I wanted to go to Nashville, maybe make one of those crazy fan searches for Radney and Bill, just to say howdy, but secretly to try and get some advice from them, maybe sleep in the back of one of their trucks for a few weeks, but my traveling partners, one of which, Tim O’Reagan, ended up partnering with me in the band The Leatherwoods and who also went on to play with the Jayhawks and cut a brilliant solo album, didn’t want to go to Nashville. Or maybe Tim wanted to go to Nashville and it was the other guy who didn’t. I can’t remember. Anyway, we settled on Minneapolis, where I knew Peter Jesperson, manager of the Replacements and founder of Twin Tone Records. We hit the ground running, got a bit of a following, did a Leatherwoods cd produced by Paul Westerberg, who also co-wrote some tunes with me and Tim, , and we tried our best to get my songs out there to the public. We never became big stars or anything, or at least I didn’t. Tim did quite well with the Jayhawks and his solo album.. I’ve released several power pop/Americana type affairs, and am working on one right now., For getting us out there in the world and aiming for Foster And Lloyd greatness, I’ll always be grateful to “Sure Thing” and Foster and Lloyd, who spoke to me long distance, telling me to go with my heart, to write songs that I truly believe in, the best that I can, and that there are still people out there writing brilliant stuff, you just have to find them. The glory, of course is not in the success, it’s in the journey. Hell, just writing this makes me want to make music, write a song, cut a record. That’s what Foster and Lloyd do to me– they keep inspiring me. My super secret wish would be to cowrite with them, play guitar in one of their bands, or maybe just buy them a drink and a hot dog. Radney Foster and Bill Lloyd are two of my personal heroes, and I’ve never had many, and most of the ones I’ve had have had a nasty tendency to let one down. These guys aren’t ever going to disappoint anyone, anywhere. I can just tell.

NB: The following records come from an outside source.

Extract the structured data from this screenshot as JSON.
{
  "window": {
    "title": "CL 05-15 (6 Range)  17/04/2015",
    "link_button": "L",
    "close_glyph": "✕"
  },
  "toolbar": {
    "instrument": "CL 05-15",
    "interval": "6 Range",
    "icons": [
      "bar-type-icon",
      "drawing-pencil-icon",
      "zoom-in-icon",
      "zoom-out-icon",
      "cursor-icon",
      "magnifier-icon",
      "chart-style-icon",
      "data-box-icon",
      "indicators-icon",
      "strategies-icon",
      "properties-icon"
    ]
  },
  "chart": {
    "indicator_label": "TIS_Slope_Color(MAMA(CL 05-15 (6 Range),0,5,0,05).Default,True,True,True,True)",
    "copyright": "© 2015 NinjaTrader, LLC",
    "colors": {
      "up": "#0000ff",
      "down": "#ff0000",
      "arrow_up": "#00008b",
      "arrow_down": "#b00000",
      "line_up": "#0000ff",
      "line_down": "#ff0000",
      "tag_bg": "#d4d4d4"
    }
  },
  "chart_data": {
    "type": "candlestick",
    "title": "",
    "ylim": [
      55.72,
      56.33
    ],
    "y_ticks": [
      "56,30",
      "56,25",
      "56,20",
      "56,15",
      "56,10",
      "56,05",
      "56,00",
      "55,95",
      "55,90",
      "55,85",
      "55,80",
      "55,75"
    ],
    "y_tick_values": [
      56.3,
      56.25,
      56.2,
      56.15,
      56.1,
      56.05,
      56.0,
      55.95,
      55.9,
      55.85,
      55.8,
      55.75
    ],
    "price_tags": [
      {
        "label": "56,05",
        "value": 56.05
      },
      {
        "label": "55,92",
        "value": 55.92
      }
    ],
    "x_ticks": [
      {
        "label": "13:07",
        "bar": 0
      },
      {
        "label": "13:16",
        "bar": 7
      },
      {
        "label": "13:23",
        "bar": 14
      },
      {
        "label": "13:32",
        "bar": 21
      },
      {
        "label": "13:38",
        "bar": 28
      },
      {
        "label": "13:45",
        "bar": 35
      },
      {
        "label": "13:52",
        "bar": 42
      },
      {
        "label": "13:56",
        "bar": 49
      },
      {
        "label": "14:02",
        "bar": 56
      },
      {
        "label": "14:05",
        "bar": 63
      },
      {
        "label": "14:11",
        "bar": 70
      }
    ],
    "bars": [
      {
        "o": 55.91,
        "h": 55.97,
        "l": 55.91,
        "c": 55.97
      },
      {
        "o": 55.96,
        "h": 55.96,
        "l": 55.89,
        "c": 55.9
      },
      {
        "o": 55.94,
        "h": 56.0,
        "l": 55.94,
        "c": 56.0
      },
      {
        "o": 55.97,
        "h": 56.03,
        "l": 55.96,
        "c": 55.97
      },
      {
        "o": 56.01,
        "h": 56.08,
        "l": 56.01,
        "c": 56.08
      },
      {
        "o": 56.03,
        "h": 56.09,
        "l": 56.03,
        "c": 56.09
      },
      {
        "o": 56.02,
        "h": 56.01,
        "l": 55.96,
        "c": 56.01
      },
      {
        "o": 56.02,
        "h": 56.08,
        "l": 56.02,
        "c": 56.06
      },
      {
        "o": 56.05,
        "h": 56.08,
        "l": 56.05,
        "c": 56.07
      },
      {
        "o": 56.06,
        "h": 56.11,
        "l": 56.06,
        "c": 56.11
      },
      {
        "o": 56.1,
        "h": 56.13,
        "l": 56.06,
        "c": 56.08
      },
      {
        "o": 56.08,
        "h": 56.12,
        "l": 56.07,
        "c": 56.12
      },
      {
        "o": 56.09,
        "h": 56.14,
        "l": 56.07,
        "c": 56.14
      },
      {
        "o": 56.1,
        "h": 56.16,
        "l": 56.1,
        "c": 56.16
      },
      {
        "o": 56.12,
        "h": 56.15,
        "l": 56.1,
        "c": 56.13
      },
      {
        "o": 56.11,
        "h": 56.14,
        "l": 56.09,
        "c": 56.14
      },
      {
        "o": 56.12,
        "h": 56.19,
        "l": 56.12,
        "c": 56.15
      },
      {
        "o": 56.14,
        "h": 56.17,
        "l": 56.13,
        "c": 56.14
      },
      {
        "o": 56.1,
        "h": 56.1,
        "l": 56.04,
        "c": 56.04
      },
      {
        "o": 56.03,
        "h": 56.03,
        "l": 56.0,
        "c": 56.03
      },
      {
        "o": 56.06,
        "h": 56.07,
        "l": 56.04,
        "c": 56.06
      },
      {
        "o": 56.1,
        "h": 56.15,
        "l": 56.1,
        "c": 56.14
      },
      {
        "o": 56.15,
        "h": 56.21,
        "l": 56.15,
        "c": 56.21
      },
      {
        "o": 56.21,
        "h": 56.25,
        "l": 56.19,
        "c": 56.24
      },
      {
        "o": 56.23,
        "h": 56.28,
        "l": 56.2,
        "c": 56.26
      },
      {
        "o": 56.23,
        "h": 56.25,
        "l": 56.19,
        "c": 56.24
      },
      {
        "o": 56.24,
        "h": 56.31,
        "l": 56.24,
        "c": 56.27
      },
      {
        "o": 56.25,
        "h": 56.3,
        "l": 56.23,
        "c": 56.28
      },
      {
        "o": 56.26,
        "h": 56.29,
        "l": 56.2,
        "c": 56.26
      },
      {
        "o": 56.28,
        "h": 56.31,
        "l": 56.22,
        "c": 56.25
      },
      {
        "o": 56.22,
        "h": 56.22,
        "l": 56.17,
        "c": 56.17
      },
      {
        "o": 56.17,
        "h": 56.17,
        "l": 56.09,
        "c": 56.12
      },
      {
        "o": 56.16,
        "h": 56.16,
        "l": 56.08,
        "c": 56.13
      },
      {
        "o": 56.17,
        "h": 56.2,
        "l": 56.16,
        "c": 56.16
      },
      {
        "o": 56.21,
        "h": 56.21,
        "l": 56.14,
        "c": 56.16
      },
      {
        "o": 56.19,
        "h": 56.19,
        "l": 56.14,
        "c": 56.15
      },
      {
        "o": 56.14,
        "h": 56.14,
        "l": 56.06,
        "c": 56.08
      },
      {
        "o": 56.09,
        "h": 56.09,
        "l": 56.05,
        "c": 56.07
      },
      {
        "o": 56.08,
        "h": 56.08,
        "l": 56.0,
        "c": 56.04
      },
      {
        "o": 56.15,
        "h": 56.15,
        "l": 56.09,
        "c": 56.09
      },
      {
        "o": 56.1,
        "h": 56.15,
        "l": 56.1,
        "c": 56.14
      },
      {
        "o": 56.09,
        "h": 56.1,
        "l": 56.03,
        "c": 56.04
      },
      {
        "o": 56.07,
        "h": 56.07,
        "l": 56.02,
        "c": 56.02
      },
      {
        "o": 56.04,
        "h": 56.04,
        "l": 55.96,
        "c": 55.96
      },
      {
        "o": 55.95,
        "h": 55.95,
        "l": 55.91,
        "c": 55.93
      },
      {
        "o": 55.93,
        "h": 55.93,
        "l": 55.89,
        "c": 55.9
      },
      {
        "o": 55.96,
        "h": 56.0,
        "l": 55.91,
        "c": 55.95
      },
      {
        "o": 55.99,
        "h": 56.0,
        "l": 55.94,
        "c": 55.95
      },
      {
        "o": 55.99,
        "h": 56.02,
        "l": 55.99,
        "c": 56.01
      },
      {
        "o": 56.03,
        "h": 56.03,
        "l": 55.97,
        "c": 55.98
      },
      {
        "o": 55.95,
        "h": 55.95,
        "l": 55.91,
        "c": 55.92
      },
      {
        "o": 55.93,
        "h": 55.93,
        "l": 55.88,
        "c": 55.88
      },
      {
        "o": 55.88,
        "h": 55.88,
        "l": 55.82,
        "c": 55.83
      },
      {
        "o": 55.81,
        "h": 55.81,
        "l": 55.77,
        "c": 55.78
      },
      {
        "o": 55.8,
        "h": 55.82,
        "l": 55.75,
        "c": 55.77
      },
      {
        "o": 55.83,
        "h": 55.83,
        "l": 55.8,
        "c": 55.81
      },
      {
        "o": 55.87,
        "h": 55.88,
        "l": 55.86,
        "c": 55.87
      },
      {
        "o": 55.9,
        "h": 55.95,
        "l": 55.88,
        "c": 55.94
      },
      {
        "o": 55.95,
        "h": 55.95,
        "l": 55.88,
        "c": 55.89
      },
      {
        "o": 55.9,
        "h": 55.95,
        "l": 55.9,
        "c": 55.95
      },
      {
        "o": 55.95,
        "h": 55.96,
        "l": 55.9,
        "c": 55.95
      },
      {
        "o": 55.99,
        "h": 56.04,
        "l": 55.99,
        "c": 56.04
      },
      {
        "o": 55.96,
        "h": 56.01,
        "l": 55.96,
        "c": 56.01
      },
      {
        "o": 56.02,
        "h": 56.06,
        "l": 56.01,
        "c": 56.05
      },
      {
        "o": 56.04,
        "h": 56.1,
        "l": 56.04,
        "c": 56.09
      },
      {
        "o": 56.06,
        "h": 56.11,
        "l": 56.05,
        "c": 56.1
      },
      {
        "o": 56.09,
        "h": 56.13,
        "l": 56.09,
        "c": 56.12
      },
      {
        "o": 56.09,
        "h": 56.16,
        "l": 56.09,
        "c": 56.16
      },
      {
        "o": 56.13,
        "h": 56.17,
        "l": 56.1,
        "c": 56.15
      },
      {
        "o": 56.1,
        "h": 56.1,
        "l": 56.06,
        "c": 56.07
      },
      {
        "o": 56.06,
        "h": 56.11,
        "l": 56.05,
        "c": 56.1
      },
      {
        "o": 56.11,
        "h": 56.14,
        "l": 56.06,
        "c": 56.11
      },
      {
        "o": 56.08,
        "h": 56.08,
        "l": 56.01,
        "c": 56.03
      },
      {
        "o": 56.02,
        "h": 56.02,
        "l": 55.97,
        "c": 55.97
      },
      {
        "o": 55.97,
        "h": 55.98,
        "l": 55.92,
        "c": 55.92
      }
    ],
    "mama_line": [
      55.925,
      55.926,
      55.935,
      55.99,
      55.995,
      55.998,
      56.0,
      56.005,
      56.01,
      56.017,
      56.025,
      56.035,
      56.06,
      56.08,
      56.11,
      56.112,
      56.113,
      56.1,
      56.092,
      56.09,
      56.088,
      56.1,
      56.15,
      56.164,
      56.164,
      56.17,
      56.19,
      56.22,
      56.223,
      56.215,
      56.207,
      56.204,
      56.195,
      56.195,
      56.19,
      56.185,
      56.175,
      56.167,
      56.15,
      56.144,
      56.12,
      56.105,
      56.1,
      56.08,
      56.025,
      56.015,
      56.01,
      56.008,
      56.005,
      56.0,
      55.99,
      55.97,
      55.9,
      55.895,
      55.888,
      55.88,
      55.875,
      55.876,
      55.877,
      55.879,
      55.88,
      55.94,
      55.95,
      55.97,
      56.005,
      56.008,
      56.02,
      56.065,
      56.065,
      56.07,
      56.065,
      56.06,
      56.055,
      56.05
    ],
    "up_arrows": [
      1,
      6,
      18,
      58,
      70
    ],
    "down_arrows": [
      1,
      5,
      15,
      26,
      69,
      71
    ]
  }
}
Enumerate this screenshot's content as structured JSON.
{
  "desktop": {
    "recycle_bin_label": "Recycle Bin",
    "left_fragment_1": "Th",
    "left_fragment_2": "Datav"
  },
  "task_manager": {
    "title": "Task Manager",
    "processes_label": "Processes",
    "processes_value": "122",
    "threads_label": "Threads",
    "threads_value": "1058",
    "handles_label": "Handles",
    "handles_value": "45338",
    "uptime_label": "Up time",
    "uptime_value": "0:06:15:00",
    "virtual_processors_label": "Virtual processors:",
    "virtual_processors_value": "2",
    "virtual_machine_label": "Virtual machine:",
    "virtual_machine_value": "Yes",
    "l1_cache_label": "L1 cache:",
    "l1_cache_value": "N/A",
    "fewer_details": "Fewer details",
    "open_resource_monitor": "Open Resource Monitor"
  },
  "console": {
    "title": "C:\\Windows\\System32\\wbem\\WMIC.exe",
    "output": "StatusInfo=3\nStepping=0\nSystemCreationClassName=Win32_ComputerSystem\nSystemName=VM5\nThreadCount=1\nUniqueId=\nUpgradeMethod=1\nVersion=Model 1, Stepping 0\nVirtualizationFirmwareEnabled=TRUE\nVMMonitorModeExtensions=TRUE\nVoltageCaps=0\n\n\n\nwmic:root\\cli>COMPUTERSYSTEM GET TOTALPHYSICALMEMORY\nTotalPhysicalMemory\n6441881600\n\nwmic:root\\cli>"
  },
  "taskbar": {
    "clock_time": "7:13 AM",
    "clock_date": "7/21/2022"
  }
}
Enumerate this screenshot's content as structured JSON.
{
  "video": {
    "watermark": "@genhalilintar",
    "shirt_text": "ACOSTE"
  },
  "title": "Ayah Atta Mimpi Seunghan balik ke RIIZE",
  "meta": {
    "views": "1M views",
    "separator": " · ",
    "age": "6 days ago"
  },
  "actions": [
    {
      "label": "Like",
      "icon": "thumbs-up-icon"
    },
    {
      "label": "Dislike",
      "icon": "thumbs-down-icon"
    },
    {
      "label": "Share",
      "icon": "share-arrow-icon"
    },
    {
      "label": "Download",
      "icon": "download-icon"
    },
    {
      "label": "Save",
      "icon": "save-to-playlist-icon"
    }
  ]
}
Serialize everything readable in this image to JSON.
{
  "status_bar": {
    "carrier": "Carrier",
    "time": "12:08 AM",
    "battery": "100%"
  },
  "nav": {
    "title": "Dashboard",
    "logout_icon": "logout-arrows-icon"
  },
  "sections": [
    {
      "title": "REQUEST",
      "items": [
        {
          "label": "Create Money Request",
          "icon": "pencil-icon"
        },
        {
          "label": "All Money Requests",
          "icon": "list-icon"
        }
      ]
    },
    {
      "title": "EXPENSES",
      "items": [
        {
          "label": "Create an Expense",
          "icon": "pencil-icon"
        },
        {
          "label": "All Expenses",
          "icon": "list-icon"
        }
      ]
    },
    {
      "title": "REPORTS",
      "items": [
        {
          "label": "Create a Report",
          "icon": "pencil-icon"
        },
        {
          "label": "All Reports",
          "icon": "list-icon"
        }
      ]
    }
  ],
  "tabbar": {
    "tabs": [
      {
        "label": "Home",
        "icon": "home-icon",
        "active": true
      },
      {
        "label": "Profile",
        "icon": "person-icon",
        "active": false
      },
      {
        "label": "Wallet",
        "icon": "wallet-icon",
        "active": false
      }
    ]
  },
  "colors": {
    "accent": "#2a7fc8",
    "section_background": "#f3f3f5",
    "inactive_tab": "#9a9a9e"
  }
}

(Before disbanding in 1990, Foster & Lloyd recorded three albums for RCA and charted nine singles, including 1987’s ‘Crazy Over You,’ which peaked at No. 4 on the country charts. After 11 years, the duo — comprised of singer-songwriter Radney Foster and Bill Lloyd — have reunited, and written 14 songs for a new album to be released in May titled, ‘It’s Already Tomorrow.’)